Regulatory files show neither agency had been supplied HNTB's findings. Agency spokesmen added agencies had not been told verbally or by email about HNTB's findings until contacted by The Advocate last week.
Though HNTB has turned over the study to Ascension administrative staff, the engineering firm has not delivered a public presentation about the report's findings to the East Ascension drainage board, said John Basilica Jr., a firm vice president.
The drainage board members are the elected Ascension Parish Council members who ultimately authorized the study.
Daniel, the Ascension public works official, said he didn't really learn about and understand HNTB's findings and the differences with the GEC report until early January when he took over for the now retired public works director Bill Roux. But Daniel also defended not sharing the HNTB report with regulators, saying there was no attempt to hide it.
He said the levee district is the permit applicant for the levee extension, not the parish, and the levee district hired GSA and GEC and so shared the results of their study with regulators.
The HNTB study is still a conceptual one that looked at a number of ideas while the GEC study zeroed in on the sole project before regulators, Daniel said. If the parish ever gets funding for the levee raising project, he said, Ascension would have then shared HNTB's findings with regulators and others.
He noted the HNTB study also suggests looking further at the proposed Comite River Diversion Canal's ability to mitigate flooding and also did consider other improvements in Ascension that could have mitigated the effects of the two levee projects, though the cost is in the hundreds of millions of dollars.
It’s not clear when the levee district became aware of the HNTB report’s findings, but levee district engineers displayed at least some knowledge of the study in a meeting April 4 at GEC’s offices when they explained the GEC study’s latest results.
At the same time, responses to public records requests issued before that meeting also show the levee district did not have a copy of Ascension’s HNTB report then. Levee district officials did not respond by deadline to provided questions about the HNTB study.
Provided copies of the HNTB study, a spokesman for DNR said it was too soon to say whether its findings would or could even legally affect the extension’s permit.
Ricky Boyett, spokesman for the Corps, said all Corps permits say they can be suspended, reviewed, revoked or modified based on new information, but he wasn’t sure if the levee district is required to share the report with the agency for review.
He added that outside entities can petition the Corps to revoke a permit but said the agency considers only final documents, not drafts.
Though Ascension’s HNTB study has been fully paid for since Sept. 21, Daniel said it remains in draft status while engineers continue to review the report.

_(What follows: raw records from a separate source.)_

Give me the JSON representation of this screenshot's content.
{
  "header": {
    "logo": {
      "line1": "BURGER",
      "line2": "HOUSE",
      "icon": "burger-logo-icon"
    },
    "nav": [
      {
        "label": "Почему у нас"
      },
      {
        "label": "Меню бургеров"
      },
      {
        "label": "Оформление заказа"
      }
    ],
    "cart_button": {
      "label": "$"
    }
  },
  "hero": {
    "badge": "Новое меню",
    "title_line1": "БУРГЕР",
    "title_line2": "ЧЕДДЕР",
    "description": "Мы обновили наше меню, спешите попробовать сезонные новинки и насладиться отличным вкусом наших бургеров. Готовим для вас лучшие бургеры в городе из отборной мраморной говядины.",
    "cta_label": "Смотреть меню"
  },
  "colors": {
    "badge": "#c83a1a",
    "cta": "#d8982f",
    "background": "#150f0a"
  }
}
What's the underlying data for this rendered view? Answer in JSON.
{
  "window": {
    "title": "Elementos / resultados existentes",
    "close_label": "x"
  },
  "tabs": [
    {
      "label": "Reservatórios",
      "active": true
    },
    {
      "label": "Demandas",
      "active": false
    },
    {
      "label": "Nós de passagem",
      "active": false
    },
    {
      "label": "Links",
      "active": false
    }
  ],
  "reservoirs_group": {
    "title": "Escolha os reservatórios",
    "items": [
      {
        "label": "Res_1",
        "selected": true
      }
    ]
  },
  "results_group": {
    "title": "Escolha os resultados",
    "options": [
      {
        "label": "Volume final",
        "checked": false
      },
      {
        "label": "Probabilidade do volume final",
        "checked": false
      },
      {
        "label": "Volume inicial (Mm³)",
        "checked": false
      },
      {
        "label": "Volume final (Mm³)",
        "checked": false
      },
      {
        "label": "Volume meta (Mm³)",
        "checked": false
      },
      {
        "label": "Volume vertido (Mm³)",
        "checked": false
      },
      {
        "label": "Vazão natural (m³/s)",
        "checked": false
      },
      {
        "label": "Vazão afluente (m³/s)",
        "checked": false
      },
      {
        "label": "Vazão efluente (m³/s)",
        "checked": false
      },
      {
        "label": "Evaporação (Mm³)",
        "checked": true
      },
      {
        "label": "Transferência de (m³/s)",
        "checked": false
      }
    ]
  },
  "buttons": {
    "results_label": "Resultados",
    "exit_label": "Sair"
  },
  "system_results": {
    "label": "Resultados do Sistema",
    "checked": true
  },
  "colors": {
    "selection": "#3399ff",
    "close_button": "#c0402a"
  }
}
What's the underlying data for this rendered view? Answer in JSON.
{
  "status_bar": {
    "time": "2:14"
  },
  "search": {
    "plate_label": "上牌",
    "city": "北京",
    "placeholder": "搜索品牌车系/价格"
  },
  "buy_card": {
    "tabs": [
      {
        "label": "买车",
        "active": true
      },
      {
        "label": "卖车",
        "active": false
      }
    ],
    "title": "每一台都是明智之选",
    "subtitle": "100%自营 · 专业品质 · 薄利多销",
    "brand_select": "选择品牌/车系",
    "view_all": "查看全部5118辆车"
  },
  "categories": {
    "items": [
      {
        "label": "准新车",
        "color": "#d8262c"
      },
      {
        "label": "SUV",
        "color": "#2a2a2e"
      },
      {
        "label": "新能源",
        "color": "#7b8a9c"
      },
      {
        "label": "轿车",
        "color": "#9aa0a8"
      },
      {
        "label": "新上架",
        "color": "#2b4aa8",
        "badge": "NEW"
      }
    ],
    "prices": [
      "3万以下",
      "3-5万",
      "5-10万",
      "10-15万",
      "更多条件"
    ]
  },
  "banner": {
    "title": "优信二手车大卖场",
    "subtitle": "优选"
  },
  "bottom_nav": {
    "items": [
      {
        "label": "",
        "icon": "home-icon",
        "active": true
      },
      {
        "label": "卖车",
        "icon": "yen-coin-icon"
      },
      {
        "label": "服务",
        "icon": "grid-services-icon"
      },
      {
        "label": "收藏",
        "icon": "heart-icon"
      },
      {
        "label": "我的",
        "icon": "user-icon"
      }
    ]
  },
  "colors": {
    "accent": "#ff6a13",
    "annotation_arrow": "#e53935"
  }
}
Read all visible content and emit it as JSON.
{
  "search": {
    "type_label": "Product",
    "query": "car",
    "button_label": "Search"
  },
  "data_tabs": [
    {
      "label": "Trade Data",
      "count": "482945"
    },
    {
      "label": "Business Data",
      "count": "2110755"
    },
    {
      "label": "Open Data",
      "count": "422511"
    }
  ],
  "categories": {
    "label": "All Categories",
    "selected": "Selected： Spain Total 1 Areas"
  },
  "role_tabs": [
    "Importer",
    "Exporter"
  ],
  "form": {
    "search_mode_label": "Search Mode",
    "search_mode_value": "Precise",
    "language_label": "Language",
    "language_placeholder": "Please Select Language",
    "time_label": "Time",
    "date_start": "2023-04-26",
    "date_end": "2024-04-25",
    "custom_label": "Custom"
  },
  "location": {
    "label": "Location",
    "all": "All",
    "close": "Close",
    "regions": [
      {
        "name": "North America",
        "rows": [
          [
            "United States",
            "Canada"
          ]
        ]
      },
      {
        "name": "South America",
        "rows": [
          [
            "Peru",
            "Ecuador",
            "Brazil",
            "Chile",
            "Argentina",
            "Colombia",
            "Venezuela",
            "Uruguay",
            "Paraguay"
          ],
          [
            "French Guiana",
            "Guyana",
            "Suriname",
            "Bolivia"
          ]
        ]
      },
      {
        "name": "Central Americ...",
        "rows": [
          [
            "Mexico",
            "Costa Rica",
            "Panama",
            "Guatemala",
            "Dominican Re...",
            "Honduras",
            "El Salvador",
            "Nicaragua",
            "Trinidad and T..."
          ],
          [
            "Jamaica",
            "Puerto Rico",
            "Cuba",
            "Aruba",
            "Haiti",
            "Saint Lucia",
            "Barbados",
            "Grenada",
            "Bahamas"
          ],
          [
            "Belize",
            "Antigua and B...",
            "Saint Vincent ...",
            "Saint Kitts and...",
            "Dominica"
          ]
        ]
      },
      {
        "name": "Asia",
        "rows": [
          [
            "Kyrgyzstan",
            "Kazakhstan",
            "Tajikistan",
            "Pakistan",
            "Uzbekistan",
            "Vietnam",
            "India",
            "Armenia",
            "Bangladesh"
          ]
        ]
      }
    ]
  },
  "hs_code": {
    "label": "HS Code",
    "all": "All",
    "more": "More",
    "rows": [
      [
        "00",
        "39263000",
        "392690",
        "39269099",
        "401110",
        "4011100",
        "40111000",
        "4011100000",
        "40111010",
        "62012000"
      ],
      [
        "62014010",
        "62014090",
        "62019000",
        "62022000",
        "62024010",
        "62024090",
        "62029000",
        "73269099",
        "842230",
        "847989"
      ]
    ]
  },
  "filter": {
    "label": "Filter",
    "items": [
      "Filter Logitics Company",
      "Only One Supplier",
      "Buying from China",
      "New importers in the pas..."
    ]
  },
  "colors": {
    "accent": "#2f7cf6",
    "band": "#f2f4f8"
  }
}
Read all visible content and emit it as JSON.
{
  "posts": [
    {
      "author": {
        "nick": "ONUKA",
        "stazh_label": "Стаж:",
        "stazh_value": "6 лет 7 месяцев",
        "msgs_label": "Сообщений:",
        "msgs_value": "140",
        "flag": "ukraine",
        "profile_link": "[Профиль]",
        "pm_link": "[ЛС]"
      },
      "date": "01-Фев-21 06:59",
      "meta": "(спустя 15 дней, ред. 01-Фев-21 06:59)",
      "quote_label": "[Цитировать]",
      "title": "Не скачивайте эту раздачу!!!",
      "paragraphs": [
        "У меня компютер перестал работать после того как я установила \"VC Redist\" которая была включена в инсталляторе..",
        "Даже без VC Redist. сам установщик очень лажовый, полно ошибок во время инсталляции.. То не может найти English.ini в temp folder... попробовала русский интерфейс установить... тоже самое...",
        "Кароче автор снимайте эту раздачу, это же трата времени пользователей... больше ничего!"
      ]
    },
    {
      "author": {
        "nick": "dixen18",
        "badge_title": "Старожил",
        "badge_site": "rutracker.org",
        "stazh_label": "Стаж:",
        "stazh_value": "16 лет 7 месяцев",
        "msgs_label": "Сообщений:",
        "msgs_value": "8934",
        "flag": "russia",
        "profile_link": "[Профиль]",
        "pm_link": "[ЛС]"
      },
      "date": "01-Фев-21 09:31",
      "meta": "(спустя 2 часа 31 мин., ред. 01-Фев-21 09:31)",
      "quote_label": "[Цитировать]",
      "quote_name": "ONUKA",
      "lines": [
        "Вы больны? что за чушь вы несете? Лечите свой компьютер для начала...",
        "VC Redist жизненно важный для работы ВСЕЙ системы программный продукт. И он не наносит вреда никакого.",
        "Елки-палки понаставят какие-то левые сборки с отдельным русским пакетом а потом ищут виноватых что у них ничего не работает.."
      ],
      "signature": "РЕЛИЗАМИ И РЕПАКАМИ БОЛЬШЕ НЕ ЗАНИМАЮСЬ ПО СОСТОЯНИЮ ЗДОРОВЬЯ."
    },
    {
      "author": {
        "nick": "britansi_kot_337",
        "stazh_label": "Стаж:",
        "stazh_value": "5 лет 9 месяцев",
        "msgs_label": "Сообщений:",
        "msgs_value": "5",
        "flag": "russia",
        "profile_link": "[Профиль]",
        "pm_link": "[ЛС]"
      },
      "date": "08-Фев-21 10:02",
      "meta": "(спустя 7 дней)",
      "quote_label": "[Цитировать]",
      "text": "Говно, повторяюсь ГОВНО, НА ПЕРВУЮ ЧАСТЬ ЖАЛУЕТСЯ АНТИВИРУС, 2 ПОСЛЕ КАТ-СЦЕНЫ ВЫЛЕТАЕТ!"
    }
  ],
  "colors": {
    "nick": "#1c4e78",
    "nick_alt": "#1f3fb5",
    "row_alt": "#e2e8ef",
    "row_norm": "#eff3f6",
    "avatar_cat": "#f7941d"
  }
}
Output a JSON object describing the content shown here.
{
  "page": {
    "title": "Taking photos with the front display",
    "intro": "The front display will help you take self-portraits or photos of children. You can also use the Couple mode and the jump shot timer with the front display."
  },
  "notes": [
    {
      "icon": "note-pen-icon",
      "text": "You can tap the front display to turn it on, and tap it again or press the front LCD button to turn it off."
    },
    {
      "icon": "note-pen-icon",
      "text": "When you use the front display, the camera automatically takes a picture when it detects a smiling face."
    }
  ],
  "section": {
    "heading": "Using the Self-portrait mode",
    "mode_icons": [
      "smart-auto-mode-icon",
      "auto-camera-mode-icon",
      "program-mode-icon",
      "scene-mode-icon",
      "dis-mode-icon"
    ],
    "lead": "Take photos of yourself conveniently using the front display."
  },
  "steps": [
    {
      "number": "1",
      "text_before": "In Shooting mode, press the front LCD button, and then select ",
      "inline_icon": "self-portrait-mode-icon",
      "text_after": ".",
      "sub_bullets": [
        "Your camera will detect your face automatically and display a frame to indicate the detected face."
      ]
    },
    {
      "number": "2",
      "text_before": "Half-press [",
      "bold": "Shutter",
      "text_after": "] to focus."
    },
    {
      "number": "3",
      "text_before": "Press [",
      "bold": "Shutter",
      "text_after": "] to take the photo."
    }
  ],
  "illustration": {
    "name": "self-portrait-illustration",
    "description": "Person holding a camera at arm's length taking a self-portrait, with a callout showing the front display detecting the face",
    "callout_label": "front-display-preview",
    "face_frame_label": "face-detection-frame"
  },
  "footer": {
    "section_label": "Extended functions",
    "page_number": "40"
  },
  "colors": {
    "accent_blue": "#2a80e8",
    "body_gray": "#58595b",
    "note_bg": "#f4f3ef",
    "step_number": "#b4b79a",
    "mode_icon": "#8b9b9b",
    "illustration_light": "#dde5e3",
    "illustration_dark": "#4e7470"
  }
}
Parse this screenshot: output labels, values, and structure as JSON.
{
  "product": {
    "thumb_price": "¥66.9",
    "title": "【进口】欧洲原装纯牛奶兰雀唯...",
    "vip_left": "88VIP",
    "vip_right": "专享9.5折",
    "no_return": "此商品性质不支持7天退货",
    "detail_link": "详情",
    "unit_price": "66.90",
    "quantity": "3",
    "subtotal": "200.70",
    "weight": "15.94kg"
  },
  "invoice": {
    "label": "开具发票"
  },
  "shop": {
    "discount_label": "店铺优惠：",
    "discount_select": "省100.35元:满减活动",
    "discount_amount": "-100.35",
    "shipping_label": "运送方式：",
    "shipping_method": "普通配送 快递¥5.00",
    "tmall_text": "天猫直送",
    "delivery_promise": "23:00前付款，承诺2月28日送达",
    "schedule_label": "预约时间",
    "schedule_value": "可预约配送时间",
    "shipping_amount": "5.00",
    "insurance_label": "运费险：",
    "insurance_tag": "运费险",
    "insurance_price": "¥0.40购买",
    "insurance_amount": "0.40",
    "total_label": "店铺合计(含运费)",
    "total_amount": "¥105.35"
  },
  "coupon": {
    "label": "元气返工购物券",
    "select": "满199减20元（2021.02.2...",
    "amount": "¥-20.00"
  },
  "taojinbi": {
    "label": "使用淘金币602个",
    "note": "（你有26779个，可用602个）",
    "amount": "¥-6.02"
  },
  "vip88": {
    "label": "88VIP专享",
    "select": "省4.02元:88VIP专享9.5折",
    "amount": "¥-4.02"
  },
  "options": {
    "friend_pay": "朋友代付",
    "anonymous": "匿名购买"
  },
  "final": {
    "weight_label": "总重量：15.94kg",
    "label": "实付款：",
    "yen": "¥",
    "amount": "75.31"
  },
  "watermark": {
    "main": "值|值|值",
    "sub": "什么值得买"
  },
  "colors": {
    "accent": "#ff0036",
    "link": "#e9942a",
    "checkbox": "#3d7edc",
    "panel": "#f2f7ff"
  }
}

“We just didn’t feel like the report was finished,” Daniel said.
He said the results of the comparison of the two studies will be shared publicly once finished.